(Startups Anonymous)

People wish to work more independently. According to the statistics, 64% of freelancers want to remain independent and don’t want to work like traditional employees.

29. 70% of freelancers opt to work in the gig economy because of the better work-life balance.

(Startups Anonymous)

Flexibility is one of the most significant trends in the gig economy. As many as 71% of freelancers feel comfortable working from anywhere. Moreover, many of them consider moving to a smaller city. Additionally, gig workers are able to travel more and devote time to their families.

30. 4% of freelancers will work on more than 10 projects at a time.

(Skill Scouter)

Many statistics point out that gig workers frequently work on several projects at once. Nearly 5% of them will accept as many as 10 projects at a time. The main reasons are the fear of missing the opportunity and more income.

31. UpWork has purged around 1.8 million registered freelancers from the platform.

(Business of Business)

One of the current and future workforce trends in the gig economy is using online freelance platforms.

However, UpWork’s CEO stated that almost two million freelancers had to be purged from the platform because of the skill gap between what companies want and what they get from freelancers.

32. 80% of remote employees work from home.

(Buffer)

Remote employees usually work from their homes. Only 9% work from a company’s office, 7% from coworking spaces, 3% from coffee shops, and 0.5% from libraries. The rest (0.5%) work from other places.

Gig Economy Statistics — Conclusion

Thanks to technological advancement, the gig economy can further develop. Moreover, independent contractors are becoming more popular. People enjoy the flexibility and switching jobs gig economy provides.

However, some of them aren’t satisfied with the lack of security that employment provides. If you’re interested in becoming a gig worker or hiring one, these stats and facts can help you decide if it’s the right decision.

As long as it remains cheaper for employers, hiring gig workers will remain popular and in high demand.

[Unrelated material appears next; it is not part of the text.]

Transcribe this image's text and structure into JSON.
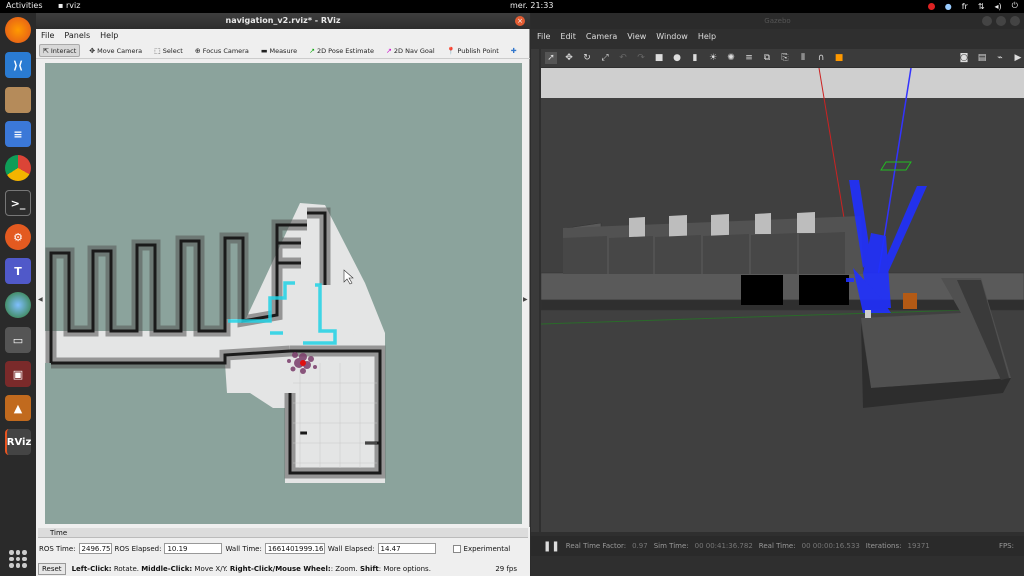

Frequently Asked Questions (FAQ)

How big is the gig economy in the US?

Currently, there are 64.6 million freelancers in the US, and their number is steadily growing. In around 40% of the US companies, one in four employees is a gig worker.

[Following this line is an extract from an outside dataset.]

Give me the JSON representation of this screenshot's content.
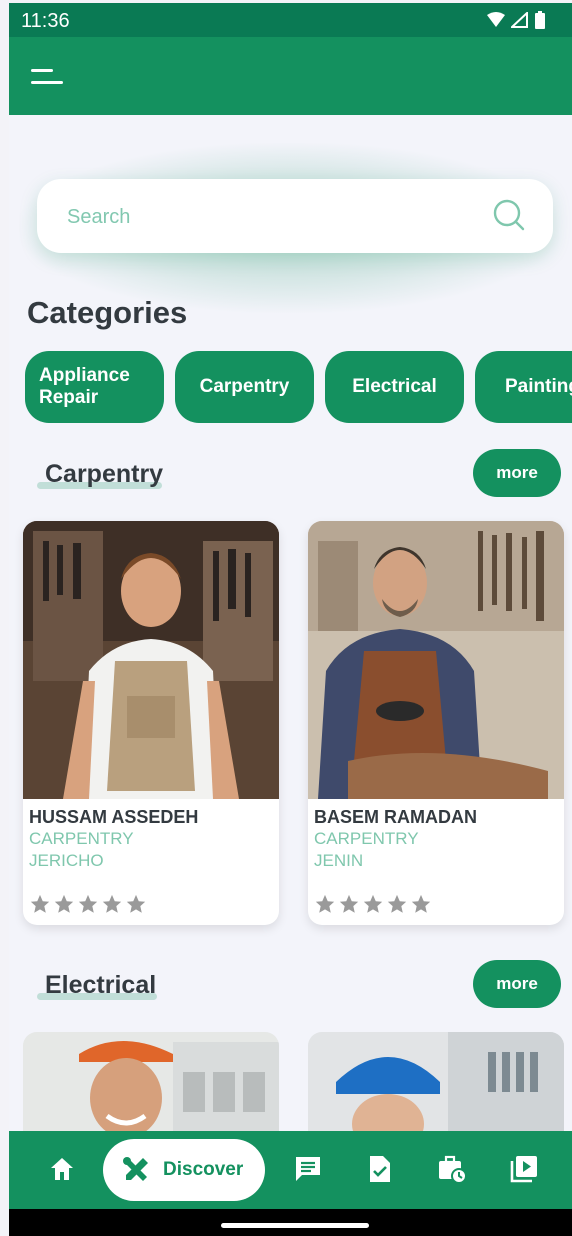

It’s also predicted that almost 50% of US workers will be freelancers by the end of 2020. Although the coronavirus outbreak has harmed certain industries, the freelancing market rose by 25% from April to June.

Although traditional employees still comprise most of the US workforce, the gig economy is growing larger.

What does the word gig mean in Gig Economy?

The word “gig” is a slang word for a non-conventional job that lasts a specific period. Jazz musicians coined this term back in 1915 to refer to their performances.

Examples of gig workers include work arrangements like temporary or part-time hires, freelancers, independent contractors, moonlighters, contingent workers, or project-based workers. There are many more names for gig workers, but they are all a part of the gig economy.

Is the gig economy growing?

The demand for gig workers is growing steadily. Enterprises want to hire skilled independent contractors because they usually cost less, and gig workers want to stay independent and have a flexible working schedule.

For instance, 53% of Generation Z in the US are freelancers, along with almost 50% of millennials. These numbers show that the gig economy will be even more prominent in the future.

The gig economy opens more job opportunities, breaks the 9–5 routine, and allows gig workers to be more flexible. All these perks cause the gig economy growth.

How old is the gig economy?

The word “gig” was coined in 1915 when it referred to musical performances. Later, in World War II, the first large companies promoted gig-type work, offering temporary jobs to fill workforce gaps.

Since 2009, gig jobs have referred to part-time freelance work. However, they existed even before that, meaning that the gig economy isn’t a new term.

These gig economy statistics reveal that the gig economy has been around for quite a while, although that isn’t obvious at first glance.